Give back every line of the material below that has the string "this".

RECORDS SHOWN
----

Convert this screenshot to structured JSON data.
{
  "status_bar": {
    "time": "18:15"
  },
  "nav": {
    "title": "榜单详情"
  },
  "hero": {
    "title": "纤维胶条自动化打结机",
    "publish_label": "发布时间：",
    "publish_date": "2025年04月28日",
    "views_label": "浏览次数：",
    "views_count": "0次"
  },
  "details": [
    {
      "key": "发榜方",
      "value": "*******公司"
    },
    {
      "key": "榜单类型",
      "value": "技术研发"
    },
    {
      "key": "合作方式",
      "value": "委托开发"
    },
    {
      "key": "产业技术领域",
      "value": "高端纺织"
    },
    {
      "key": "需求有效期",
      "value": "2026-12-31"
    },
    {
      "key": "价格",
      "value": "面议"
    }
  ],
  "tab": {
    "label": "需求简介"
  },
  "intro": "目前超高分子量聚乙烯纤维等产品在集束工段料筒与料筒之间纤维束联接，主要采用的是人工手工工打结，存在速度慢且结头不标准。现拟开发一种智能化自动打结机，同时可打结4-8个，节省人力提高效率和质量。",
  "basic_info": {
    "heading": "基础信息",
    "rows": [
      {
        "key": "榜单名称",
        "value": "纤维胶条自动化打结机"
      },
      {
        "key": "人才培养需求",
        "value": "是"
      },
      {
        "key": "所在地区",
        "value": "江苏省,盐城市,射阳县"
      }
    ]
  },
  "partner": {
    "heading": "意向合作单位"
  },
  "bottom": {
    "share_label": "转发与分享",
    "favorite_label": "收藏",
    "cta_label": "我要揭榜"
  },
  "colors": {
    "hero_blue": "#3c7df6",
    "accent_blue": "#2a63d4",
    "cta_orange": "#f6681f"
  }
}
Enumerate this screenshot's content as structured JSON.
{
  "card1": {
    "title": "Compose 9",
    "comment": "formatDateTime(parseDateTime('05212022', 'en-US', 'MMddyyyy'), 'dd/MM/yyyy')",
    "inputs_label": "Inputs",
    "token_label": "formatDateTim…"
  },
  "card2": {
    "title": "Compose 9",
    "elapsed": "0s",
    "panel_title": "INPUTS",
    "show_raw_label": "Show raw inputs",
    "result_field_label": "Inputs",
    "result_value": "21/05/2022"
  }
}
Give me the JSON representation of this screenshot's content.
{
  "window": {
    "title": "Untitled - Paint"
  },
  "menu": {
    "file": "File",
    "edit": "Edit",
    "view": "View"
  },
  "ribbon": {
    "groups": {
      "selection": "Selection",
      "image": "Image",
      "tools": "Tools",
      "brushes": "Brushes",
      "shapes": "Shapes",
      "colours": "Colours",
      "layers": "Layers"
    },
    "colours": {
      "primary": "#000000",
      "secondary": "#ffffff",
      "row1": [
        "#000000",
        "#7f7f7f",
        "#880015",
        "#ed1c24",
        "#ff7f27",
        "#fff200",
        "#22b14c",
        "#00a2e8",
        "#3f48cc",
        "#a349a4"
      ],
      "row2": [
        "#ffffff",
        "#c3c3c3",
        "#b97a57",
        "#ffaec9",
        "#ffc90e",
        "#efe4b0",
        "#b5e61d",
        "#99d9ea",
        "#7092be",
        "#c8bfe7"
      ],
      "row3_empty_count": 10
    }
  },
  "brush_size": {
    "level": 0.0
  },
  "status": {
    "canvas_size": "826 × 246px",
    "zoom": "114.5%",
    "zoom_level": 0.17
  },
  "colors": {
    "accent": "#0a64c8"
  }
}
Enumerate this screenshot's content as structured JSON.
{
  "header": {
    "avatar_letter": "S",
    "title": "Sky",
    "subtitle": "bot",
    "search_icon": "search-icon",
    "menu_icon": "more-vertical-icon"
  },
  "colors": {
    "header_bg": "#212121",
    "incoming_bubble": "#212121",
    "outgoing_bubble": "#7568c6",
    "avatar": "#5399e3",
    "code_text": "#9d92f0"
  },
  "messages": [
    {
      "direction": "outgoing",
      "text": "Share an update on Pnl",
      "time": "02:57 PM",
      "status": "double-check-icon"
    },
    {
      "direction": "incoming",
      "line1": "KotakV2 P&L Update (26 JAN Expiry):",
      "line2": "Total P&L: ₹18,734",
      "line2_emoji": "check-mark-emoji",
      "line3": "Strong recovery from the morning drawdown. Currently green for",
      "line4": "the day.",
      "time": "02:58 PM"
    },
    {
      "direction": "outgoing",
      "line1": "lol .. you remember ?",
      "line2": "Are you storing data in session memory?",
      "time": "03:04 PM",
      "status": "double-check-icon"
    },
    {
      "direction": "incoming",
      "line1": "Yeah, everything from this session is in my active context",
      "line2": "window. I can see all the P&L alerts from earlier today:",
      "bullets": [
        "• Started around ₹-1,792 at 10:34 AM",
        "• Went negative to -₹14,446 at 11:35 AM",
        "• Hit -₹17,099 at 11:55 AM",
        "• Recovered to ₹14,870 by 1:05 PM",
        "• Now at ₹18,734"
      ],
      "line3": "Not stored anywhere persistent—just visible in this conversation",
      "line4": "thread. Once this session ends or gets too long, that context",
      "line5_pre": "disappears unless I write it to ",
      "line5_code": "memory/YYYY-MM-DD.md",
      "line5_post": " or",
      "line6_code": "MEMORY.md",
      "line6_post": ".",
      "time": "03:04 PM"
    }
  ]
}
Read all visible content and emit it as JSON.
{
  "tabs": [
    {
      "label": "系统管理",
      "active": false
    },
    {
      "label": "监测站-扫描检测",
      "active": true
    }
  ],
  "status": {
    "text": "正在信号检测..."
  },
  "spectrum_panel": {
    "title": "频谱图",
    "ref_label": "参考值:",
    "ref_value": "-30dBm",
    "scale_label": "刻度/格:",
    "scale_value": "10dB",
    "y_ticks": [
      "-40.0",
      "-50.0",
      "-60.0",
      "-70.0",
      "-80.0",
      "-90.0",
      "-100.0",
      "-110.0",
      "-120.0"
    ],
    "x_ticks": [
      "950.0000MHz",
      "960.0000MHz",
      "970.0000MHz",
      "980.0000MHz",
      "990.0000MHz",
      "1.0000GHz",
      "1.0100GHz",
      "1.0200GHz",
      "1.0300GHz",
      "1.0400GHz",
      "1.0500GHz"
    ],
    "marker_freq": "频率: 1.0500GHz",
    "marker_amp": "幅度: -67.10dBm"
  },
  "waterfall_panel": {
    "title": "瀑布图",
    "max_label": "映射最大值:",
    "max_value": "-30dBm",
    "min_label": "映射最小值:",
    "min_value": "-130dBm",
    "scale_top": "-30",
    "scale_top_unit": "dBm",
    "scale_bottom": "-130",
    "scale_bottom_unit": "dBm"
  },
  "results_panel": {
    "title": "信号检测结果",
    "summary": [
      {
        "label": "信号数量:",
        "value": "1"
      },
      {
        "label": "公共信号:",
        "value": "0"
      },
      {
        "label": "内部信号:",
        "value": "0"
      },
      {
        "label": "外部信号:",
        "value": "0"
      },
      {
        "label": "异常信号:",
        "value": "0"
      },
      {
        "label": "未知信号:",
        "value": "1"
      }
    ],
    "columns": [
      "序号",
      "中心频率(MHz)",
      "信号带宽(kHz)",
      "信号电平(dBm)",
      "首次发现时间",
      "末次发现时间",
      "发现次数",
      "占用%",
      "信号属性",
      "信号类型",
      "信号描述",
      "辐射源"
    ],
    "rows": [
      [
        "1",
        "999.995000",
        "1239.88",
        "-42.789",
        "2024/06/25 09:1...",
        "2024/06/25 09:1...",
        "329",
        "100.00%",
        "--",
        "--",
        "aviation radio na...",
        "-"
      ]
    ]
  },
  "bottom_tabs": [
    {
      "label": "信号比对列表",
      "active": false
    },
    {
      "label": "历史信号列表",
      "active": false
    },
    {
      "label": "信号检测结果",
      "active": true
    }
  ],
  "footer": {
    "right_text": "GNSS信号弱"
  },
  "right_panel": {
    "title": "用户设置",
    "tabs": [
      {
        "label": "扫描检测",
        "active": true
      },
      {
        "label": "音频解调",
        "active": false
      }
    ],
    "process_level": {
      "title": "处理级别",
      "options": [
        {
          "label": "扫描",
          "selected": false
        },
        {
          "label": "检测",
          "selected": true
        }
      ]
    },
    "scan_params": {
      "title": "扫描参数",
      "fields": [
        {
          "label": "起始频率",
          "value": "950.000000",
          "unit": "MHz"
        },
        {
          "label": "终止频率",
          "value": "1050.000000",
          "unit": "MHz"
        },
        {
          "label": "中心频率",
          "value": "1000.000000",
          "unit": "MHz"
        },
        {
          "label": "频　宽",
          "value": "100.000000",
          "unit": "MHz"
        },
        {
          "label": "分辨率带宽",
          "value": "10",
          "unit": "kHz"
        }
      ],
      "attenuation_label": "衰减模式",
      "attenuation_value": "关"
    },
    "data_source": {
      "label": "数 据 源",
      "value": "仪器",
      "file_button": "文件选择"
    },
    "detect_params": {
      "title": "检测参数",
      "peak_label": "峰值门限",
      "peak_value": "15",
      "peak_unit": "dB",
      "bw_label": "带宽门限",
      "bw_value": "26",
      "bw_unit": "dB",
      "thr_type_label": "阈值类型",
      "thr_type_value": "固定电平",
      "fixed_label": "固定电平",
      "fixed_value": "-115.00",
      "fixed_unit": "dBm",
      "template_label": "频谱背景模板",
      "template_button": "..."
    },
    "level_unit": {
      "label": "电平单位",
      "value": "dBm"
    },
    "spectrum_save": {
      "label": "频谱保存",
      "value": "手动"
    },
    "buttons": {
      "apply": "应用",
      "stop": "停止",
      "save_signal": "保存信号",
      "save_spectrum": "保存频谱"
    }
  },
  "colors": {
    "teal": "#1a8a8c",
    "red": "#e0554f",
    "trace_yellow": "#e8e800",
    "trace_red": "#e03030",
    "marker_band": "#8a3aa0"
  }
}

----

COMPLETED EXERCISE
Convert this screenshot to structured JSON data.
Enumerate this screenshot's content as structured JSON.
Give me the JSON representation of this screenshot's content.
Enumerate this screenshot's content as structured JSON.
      "line1": "Yeah, everything from this session is in my active context",
      "line3": "Not stored anywhere persistent—just visible in this conversation",
      "line4": "thread. Once this session ends or gets too long, that context",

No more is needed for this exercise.